One route toward new interactions that can form the basis for new relationships? Serving others. I cannot fully explain it, but when you put yourself out there and help others with no agenda, the benefits you receive can alter your outlook, and the brain chemistry that underlies it. Having a sense of purpose increases well-being and offers challenges, goal attainment, growth. There is something straightforward about making a difference in the lives of others. It can bring big benefits for your mental outlook on life.

[Related: Burnout: How to recognize it's stoking and steer yourself toward greener pastures

Physical exercise can also help, and if you have been using food or other substances to cope, it will get you back on the right track to healthy living.

Chronic stress doesn’t always come from the job, though. Personal relationships can take a toll, and overwhelming feelings of failure dog us, especially OTR and away from home when anchor relationships begin to spiral out of control. Non-work burnout can then filter into your career and increase the stress you face on the road, particularly if you blame yourself or the job for the relationship challenges. 

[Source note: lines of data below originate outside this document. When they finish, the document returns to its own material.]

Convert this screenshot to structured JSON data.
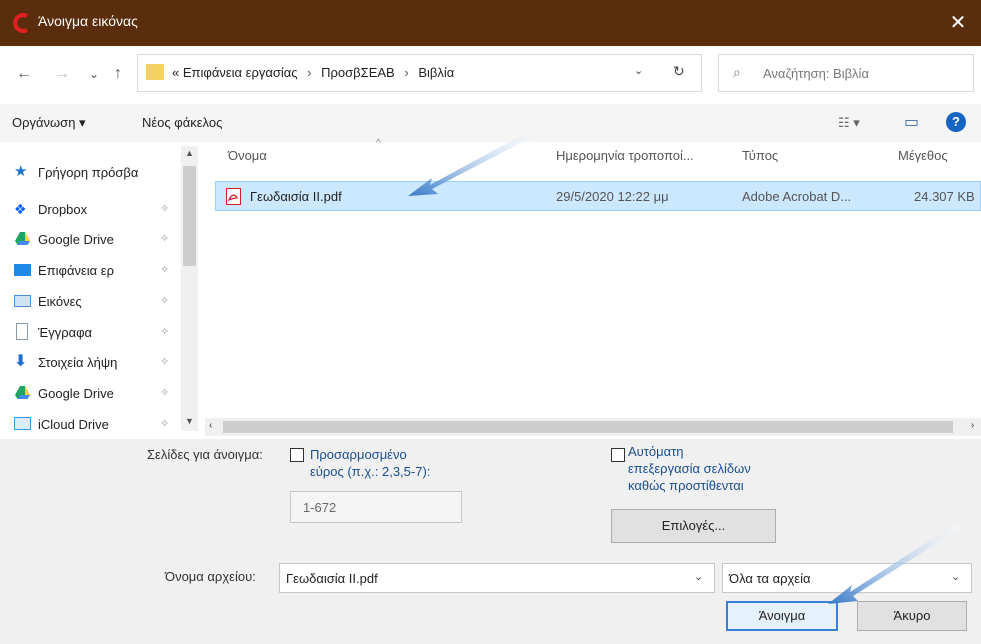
{
  "window": {
    "title": "Άνοιγμα εικόνας",
    "close_glyph": "✕"
  },
  "nav": {
    "back": "←",
    "forward": "→",
    "recent": "⌄",
    "up": "↑",
    "breadcrumb_prefix": "«",
    "breadcrumbs": [
      "Επιφάνεια εργασίας",
      "ΠροσβΣΕΑΒ",
      "Βιβλία"
    ],
    "separator": "›",
    "dropdown": "⌄",
    "refresh": "↻"
  },
  "search": {
    "placeholder": "Αναζήτηση: Βιβλία"
  },
  "toolbar": {
    "organize": "Οργάνωση ▾",
    "new_folder": "Νέος φάκελος",
    "view": "☷ ▾",
    "pane": "▭",
    "help": "?"
  },
  "sidebar": {
    "items": [
      {
        "label": "Γρήγορη πρόσβα",
        "icon": "star-icon",
        "color": "#1a73c8",
        "pinned": false
      },
      {
        "label": "Dropbox",
        "icon": "dropbox-icon",
        "color": "#0061fe",
        "pinned": true
      },
      {
        "label": "Google Drive",
        "icon": "google-drive-icon",
        "color": "#1fa463",
        "pinned": true
      },
      {
        "label": "Επιφάνεια ερ",
        "icon": "desktop-icon",
        "color": "#1e88e5",
        "pinned": true
      },
      {
        "label": "Εικόνες",
        "icon": "pictures-icon",
        "color": "#4a90d9",
        "pinned": true
      },
      {
        "label": "Έγγραφα",
        "icon": "documents-icon",
        "color": "#8899aa",
        "pinned": true
      },
      {
        "label": "Στοιχεία λήψη",
        "icon": "downloads-icon",
        "color": "#1e6fd0",
        "pinned": true
      },
      {
        "label": "Google Drive",
        "icon": "google-drive-icon",
        "color": "#1fa463",
        "pinned": true
      },
      {
        "label": "iCloud Drive",
        "icon": "icloud-icon",
        "color": "#3b9be0",
        "pinned": true
      }
    ],
    "pin_glyph": "✧"
  },
  "columns": {
    "name": "Όνομα",
    "date": "Ημερομηνία τροποποί...",
    "type": "Τύπος",
    "size": "Μέγεθος"
  },
  "files": [
    {
      "name": "Γεωδαισία ΙΙ.pdf",
      "date": "29/5/2020 12:22 μμ",
      "type": "Adobe Acrobat D...",
      "size": "24.307 KB"
    }
  ],
  "options": {
    "pages_label": "Σελίδες για άνοιγμα:",
    "custom_range_label": "Προσαρμοσμένο",
    "custom_range_hint": "εύρος (π.χ.: 2,3,5-7):",
    "range_value": "1-672",
    "auto_process_label_1": "Αυτόματη",
    "auto_process_label_2": "επεξεργασία σελίδων",
    "auto_process_label_3": "καθώς προστίθενται",
    "options_button": "Επιλογές..."
  },
  "footer": {
    "filename_label": "Όνομα αρχείου:",
    "filename_value": "Γεωδαισία ΙΙ.pdf",
    "filter_value": "Όλα τα αρχεία",
    "open_button": "Άνοιγμα",
    "cancel_button": "Άκυρο"
  },
  "colors": {
    "titlebar": "#5a2d0c",
    "selection": "#cce8ff",
    "arrow": "#3a7bc8",
    "link": "#1a4f8e"
  }
}
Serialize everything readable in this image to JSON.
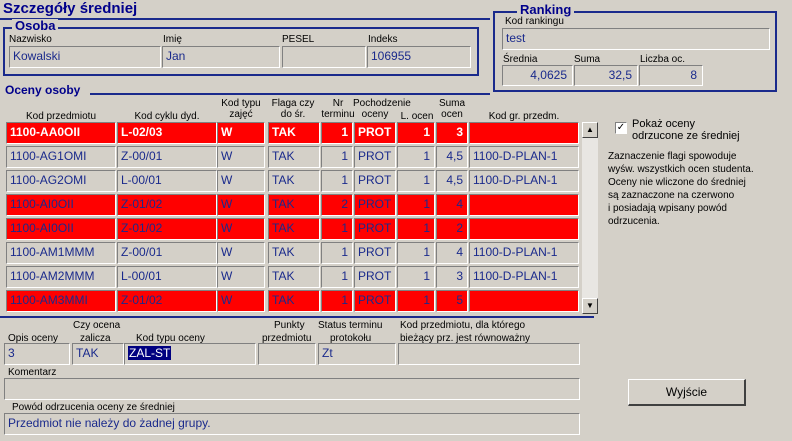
{
  "window_title": "Szczegóły średniej",
  "osoba": {
    "legend": "Osoba",
    "nazwisko_label": "Nazwisko",
    "nazwisko_value": "Kowalski",
    "imie_label": "Imię",
    "imie_value": "Jan",
    "pesel_label": "PESEL",
    "pesel_value": "",
    "indeks_label": "Indeks",
    "indeks_value": "106955"
  },
  "ranking": {
    "legend": "Ranking",
    "kod_label": "Kod rankingu",
    "kod_value": "test",
    "srednia_label": "Średnia",
    "srednia_value": "4,0625",
    "suma_label": "Suma",
    "suma_value": "32,5",
    "liczba_label": "Liczba oc.",
    "liczba_value": "8"
  },
  "oceny": {
    "legend": "Oceny osoby",
    "headers": {
      "kod_przedmiotu": "Kod przedmiotu",
      "kod_cyklu": "Kod cyklu dyd.",
      "kod_typu": "Kod typu zajęć",
      "flaga": "Flaga czy do śr.",
      "nr_terminu": "Nr terminu",
      "pochodzenie": "Pochodzenie oceny",
      "l_ocen": "L. ocen",
      "suma_ocen": "Suma ocen",
      "kod_gr": "Kod gr. przedm."
    },
    "rows": [
      {
        "kod": "1100-AA0OII",
        "cykl": "L-02/03",
        "typ": "W",
        "flaga": "TAK",
        "nr": "1",
        "poch": "PROT",
        "l": "1",
        "suma": "3",
        "gr": "",
        "style": "sel"
      },
      {
        "kod": "1100-AG1OMI",
        "cykl": "Z-00/01",
        "typ": "W",
        "flaga": "TAK",
        "nr": "1",
        "poch": "PROT",
        "l": "1",
        "suma": "4,5",
        "gr": "1100-D-PLAN-1",
        "style": "norm"
      },
      {
        "kod": "1100-AG2OMI",
        "cykl": "L-00/01",
        "typ": "W",
        "flaga": "TAK",
        "nr": "1",
        "poch": "PROT",
        "l": "1",
        "suma": "4,5",
        "gr": "1100-D-PLAN-1",
        "style": "norm"
      },
      {
        "kod": "1100-AI0OII",
        "cykl": "Z-01/02",
        "typ": "W",
        "flaga": "TAK",
        "nr": "2",
        "poch": "PROT",
        "l": "1",
        "suma": "4",
        "gr": "",
        "style": "red"
      },
      {
        "kod": "1100-AI0OII",
        "cykl": "Z-01/02",
        "typ": "W",
        "flaga": "TAK",
        "nr": "1",
        "poch": "PROT",
        "l": "1",
        "suma": "2",
        "gr": "",
        "style": "red"
      },
      {
        "kod": "1100-AM1MMM",
        "cykl": "Z-00/01",
        "typ": "W",
        "flaga": "TAK",
        "nr": "1",
        "poch": "PROT",
        "l": "1",
        "suma": "4",
        "gr": "1100-D-PLAN-1",
        "style": "norm"
      },
      {
        "kod": "1100-AM2MMM",
        "cykl": "L-00/01",
        "typ": "W",
        "flaga": "TAK",
        "nr": "1",
        "poch": "PROT",
        "l": "1",
        "suma": "3",
        "gr": "1100-D-PLAN-1",
        "style": "norm"
      },
      {
        "kod": "1100-AM3MMI",
        "cykl": "Z-01/02",
        "typ": "W",
        "flaga": "TAK",
        "nr": "1",
        "poch": "PROT",
        "l": "1",
        "suma": "5",
        "gr": "",
        "style": "red"
      }
    ]
  },
  "side": {
    "checkbox_label_1": "Pokaż oceny",
    "checkbox_label_2": "odrzucone ze średniej",
    "checkbox_checked": true,
    "info_lines": [
      "Zaznaczenie flagi spowoduje",
      "wyśw. wszystkich ocen studenta.",
      "Oceny nie wliczone do średniej",
      "są zaznaczone na czerwono",
      "i posiadają wpisany powód",
      "odrzucenia."
    ]
  },
  "details": {
    "opis_label": "Opis oceny",
    "opis_value": "3",
    "zalicza_label_1": "Czy ocena",
    "zalicza_label_2": "zalicza",
    "zalicza_value": "TAK",
    "kod_typu_label": "Kod typu oceny",
    "kod_typu_value": "ZAL-ST",
    "punkty_label_1": "Punkty",
    "punkty_label_2": "przedmiotu",
    "punkty_value": "",
    "status_label_1": "Status terminu",
    "status_label_2": "protokołu",
    "status_value": "Zt",
    "kod_przedm_label_1": "Kod przedmiotu, dla którego",
    "kod_przedm_label_2": "bieżący prz. jest równoważny",
    "kod_przedm_value": "",
    "komentarz_label": "Komentarz",
    "komentarz_value": "",
    "powod_label": "Powód odrzucenia oceny ze średniej",
    "powod_value": "Przedmiot nie należy do żadnej grupy."
  },
  "buttons": {
    "wyjscie": "Wyjście"
  },
  "colors": {
    "accent": "#1a2a8c",
    "reject_row": "#ff0000",
    "background": "#d4d0c8"
  }
}
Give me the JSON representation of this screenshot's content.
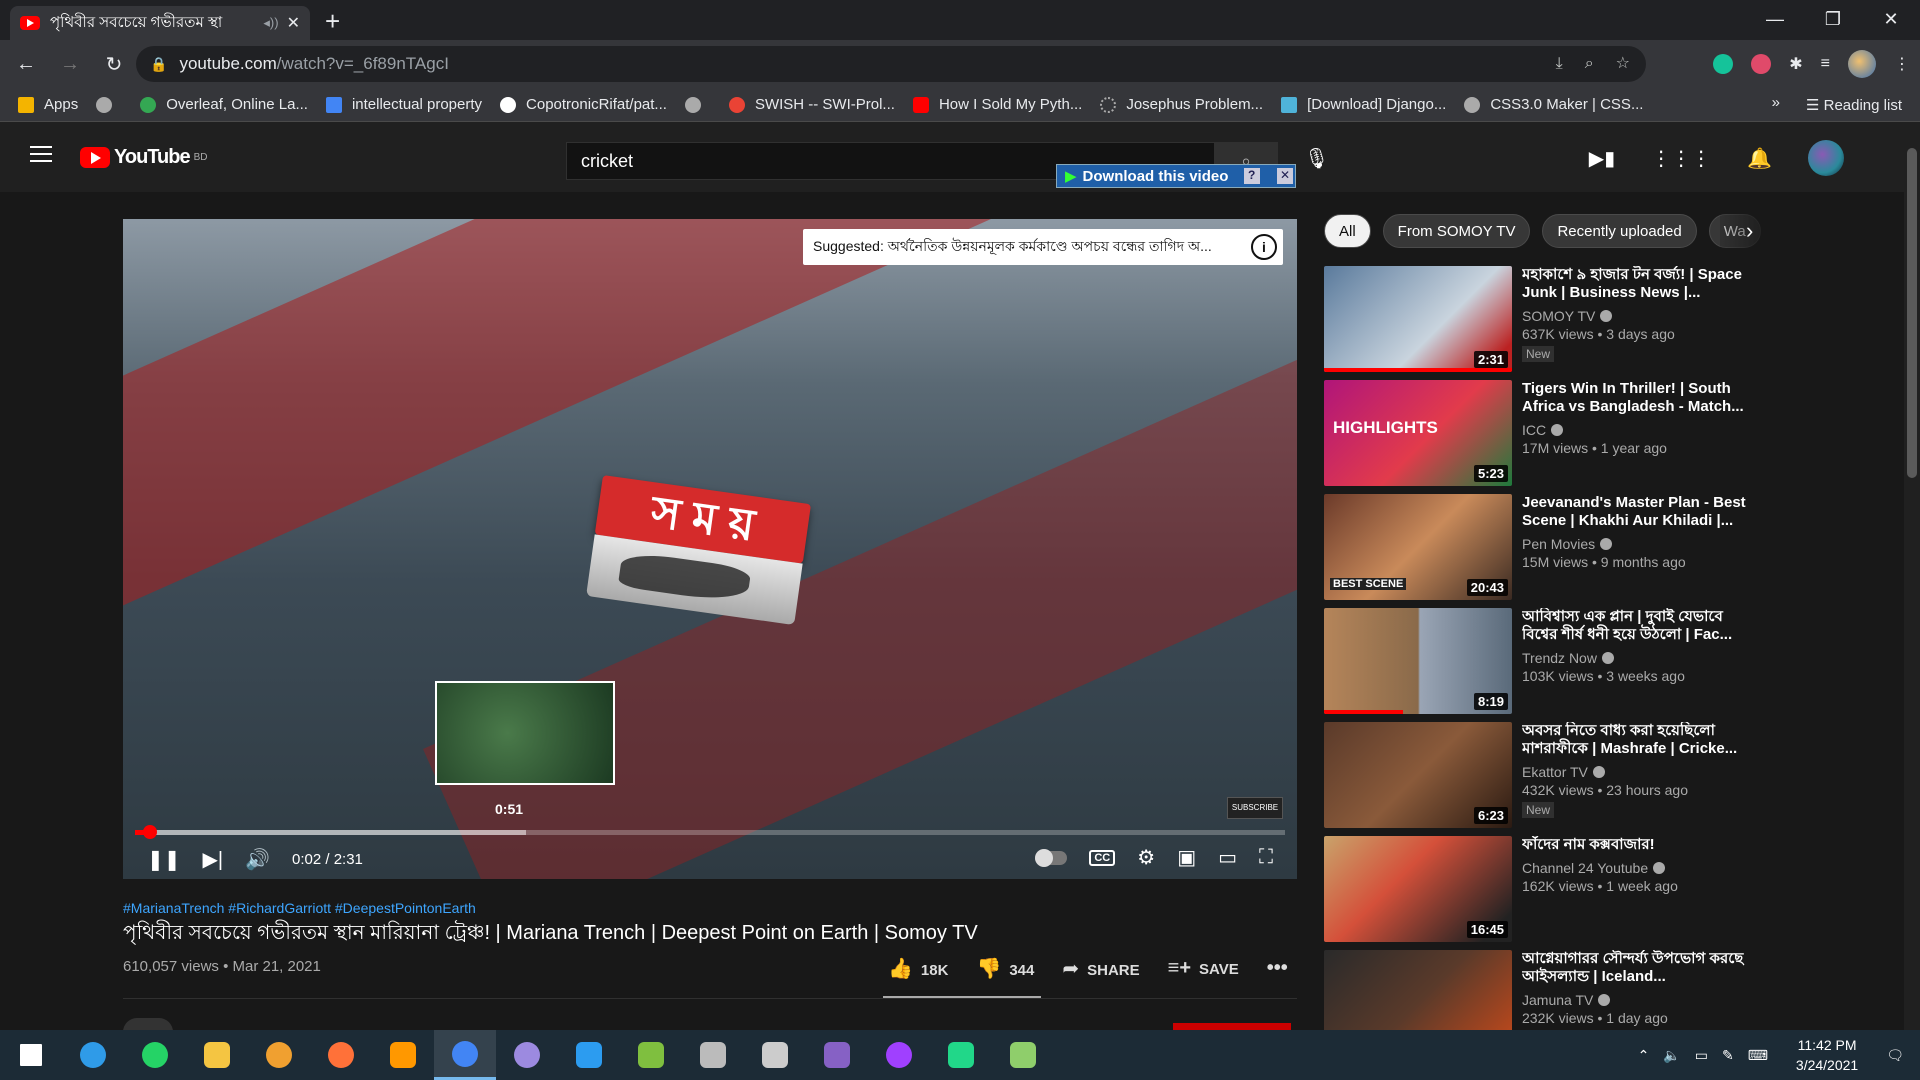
{
  "browser": {
    "tab_title": "পৃথিবীর সবচেয়ে গভীরতম স্থা",
    "url_host": "youtube.com",
    "url_path": "/watch?v=_6f89nTAgcI",
    "bookmarks": [
      "Apps",
      "Overleaf, Online La...",
      "intellectual property",
      "CopotronicRifat/pat...",
      "SWISH -- SWI-Prol...",
      "How I Sold My Pyth...",
      "Josephus Problem...",
      "[Download] Django...",
      "CSS3.0 Maker | CSS..."
    ],
    "bookmark_colors": [
      "#f4b400",
      "#aaaaaa",
      "#34a853",
      "#4285f4",
      "#ffffff",
      "#aaaaaa",
      "#ea4335",
      "#ff0000",
      "#aaaaaa",
      "#4fb3d9",
      "#aaaaaa"
    ],
    "reading_list": "Reading list",
    "more": "»"
  },
  "youtube": {
    "logo_word": "YouTube",
    "region": "BD",
    "search_value": "cricket",
    "download_label": "Download this video"
  },
  "player": {
    "suggested": "Suggested: অর্থনৈতিক উন্নয়নমূলক কর্মকাণ্ডে অপচয় বন্ধের তাগিদ অ...",
    "logo_text": "স ম য়",
    "preview_time": "0:51",
    "time": "0:02 / 2:31",
    "played_fraction": 0.013,
    "subscribe_wm": "SUBSCRIBE"
  },
  "video": {
    "hashtags": "#MarianaTrench #RichardGarriott #DeepestPointonEarth",
    "title": "পৃথিবীর সবচেয়ে গভীরতম স্থান মারিয়ানা ট্রেঞ্চ! | Mariana Trench | Deepest Point on Earth | Somoy TV",
    "meta": "610,057 views • Mar 21, 2021",
    "likes": "18K",
    "dislikes": "344",
    "share": "SHARE",
    "save": "SAVE"
  },
  "chips": [
    "All",
    "From SOMOY TV",
    "Recently uploaded",
    "Wa"
  ],
  "recs": [
    {
      "title": "মহাকাশে ৯ হাজার টন বর্জ্য! | Space Junk | Business News |...",
      "channel": "SOMOY TV",
      "meta": "637K views • 3 days ago",
      "duration": "2:31",
      "badge": "New",
      "bg": "linear-gradient(135deg,#5a7a9c,#c9d4de 60%,#b22 90%)",
      "watched": 1.0
    },
    {
      "title": "Tigers Win In Thriller! | South Africa vs Bangladesh - Match...",
      "channel": "ICC",
      "meta": "17M views • 1 year ago",
      "duration": "5:23",
      "badge": "",
      "bg": "linear-gradient(135deg,#b0157a,#e23b4b 55%,#1e7a3c)",
      "watched": 0,
      "overlay": "HIGHLIGHTS"
    },
    {
      "title": "Jeevanand's Master Plan - Best Scene | Khakhi Aur Khiladi |...",
      "channel": "Pen Movies",
      "meta": "15M views • 9 months ago",
      "duration": "20:43",
      "badge": "",
      "bg": "linear-gradient(135deg,#6b3a2a,#c98a5a 50%,#3a2a22)",
      "watched": 0,
      "overlay": "BEST SCENE"
    },
    {
      "title": "আবিশ্বাস্য এক প্লান | দুবাই যেভাবে বিশ্বের শীর্ষ ধনী হয়ে উঠলো | Fac...",
      "channel": "Trendz Now",
      "meta": "103K views • 3 weeks ago",
      "duration": "8:19",
      "badge": "",
      "bg": "linear-gradient(90deg,#b5855a,#8a6a4a 50%,#9aa5b5 51%,#5a6a7a)",
      "watched": 0.42
    },
    {
      "title": "অবসর নিতে বাধ্য করা হয়েছিলো মাশরাফীকে | Mashrafe | Cricke...",
      "channel": "Ekattor TV",
      "meta": "432K views • 23 hours ago",
      "duration": "6:23",
      "badge": "New",
      "bg": "linear-gradient(135deg,#5a3a2a,#8a5a3a 50%,#2a1a12)",
      "watched": 0
    },
    {
      "title": "ফাঁদের নাম কক্সবাজার!",
      "channel": "Channel 24 Youtube",
      "meta": "162K views • 1 week ago",
      "duration": "16:45",
      "badge": "",
      "bg": "linear-gradient(135deg,#c9a36b,#d4503a 40%,#222 90%)",
      "watched": 0
    },
    {
      "title": "আগ্নেয়াগারর সৌন্দর্য্য উপভোগ করছে আইসল্যান্ড | Iceland...",
      "channel": "Jamuna TV",
      "meta": "232K views • 1 day ago",
      "duration": "",
      "badge": "",
      "bg": "linear-gradient(135deg,#2a2a2a,#5a3a2a 50%,#c94a1a)",
      "watched": 0
    }
  ],
  "taskbar": {
    "icons": [
      {
        "name": "start-icon",
        "color": "#ffffff"
      },
      {
        "name": "search-icon",
        "color": "#2f9be8"
      },
      {
        "name": "whatsapp-icon",
        "color": "#25d366"
      },
      {
        "name": "file-explorer-icon",
        "color": "#f4c542"
      },
      {
        "name": "brave-icon",
        "color": "#f0a030"
      },
      {
        "name": "firefox-icon",
        "color": "#ff7139"
      },
      {
        "name": "sublime-icon",
        "color": "#ff9800"
      },
      {
        "name": "chrome-icon",
        "color": "#4285f4"
      },
      {
        "name": "github-icon",
        "color": "#9c8ae0"
      },
      {
        "name": "vscode-icon",
        "color": "#2c9cf0"
      },
      {
        "name": "app-icon",
        "color": "#7fbf3f"
      },
      {
        "name": "app-icon-2",
        "color": "#bbbbbb"
      },
      {
        "name": "app-icon-3",
        "color": "#cccccc"
      },
      {
        "name": "visual-studio-icon",
        "color": "#8661c5"
      },
      {
        "name": "messenger-icon",
        "color": "#a040ff"
      },
      {
        "name": "pycharm-icon",
        "color": "#21d789"
      },
      {
        "name": "notepad-icon",
        "color": "#8fce6b"
      }
    ],
    "time": "11:42 PM",
    "date": "3/24/2021"
  }
}
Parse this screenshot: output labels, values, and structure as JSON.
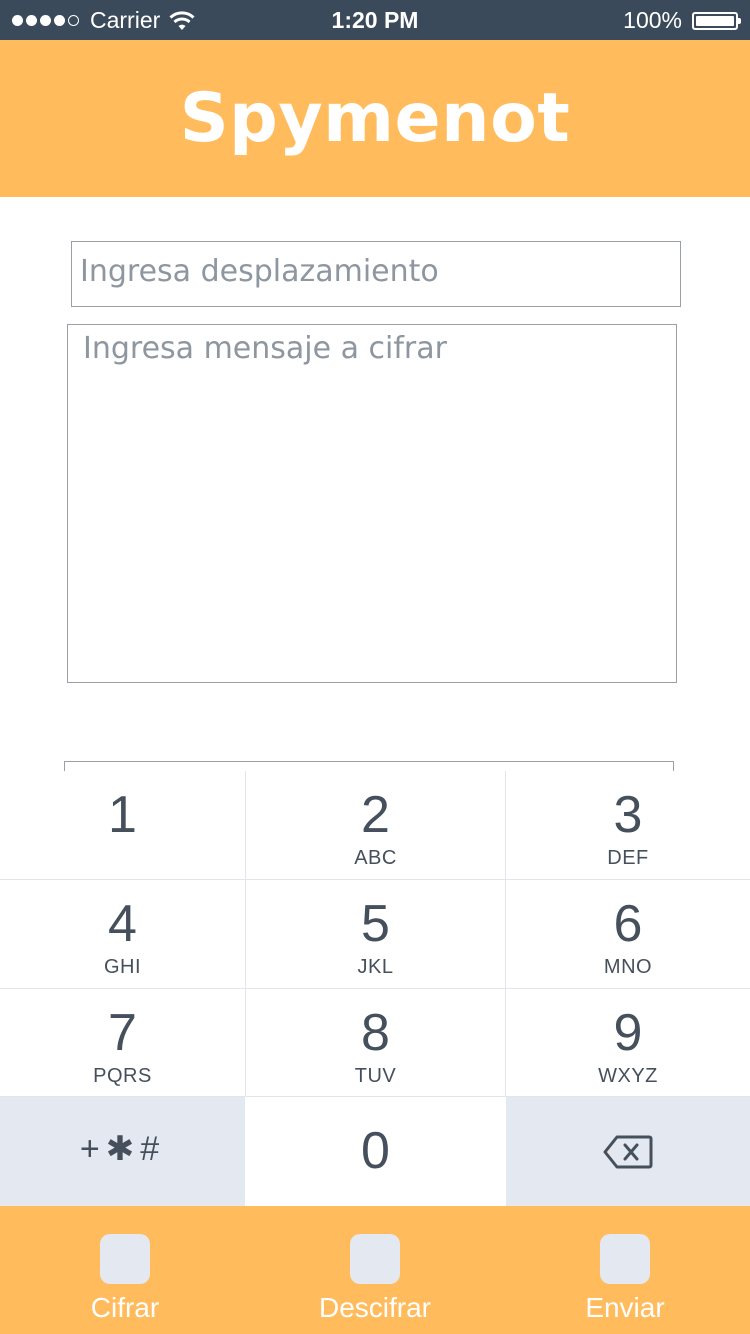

On top of that, a lot of us OTR aren’t great at asking for help with mental health. But burnout, if left unaddressed, can leave you with a sense of dread about work and increasing irritability or anger. Neither are good to carry with you on the road piloting 80,000 pounds. A diminishing ability to be patient and have compassion or empathy for others generates an uncaring attitude, also known as compassion fatigue.

But you don’t have to feel alone. Data suggests more than half of the working population in the United States has suffered from burnout at one time or another.

Keep an eye out for opportunities to serve, to help others through it, too. Watching someone you care about or work with struggle with burnout can be difficult, but do what you can to be empathic, offer an ear and be an active listener. Encourage self-care, and, if possible, offer to take some of the burden.

If the person you see struggling is looking back at you in the mirror, don’t be hindered by stigma or stereotypes. Burnout can derail careers and relationships -- your loved ones and the work family, so to speak, will greatly appreciate your efforts to help yourself.

[Related: Steer out of the ruts with mindfulness practice]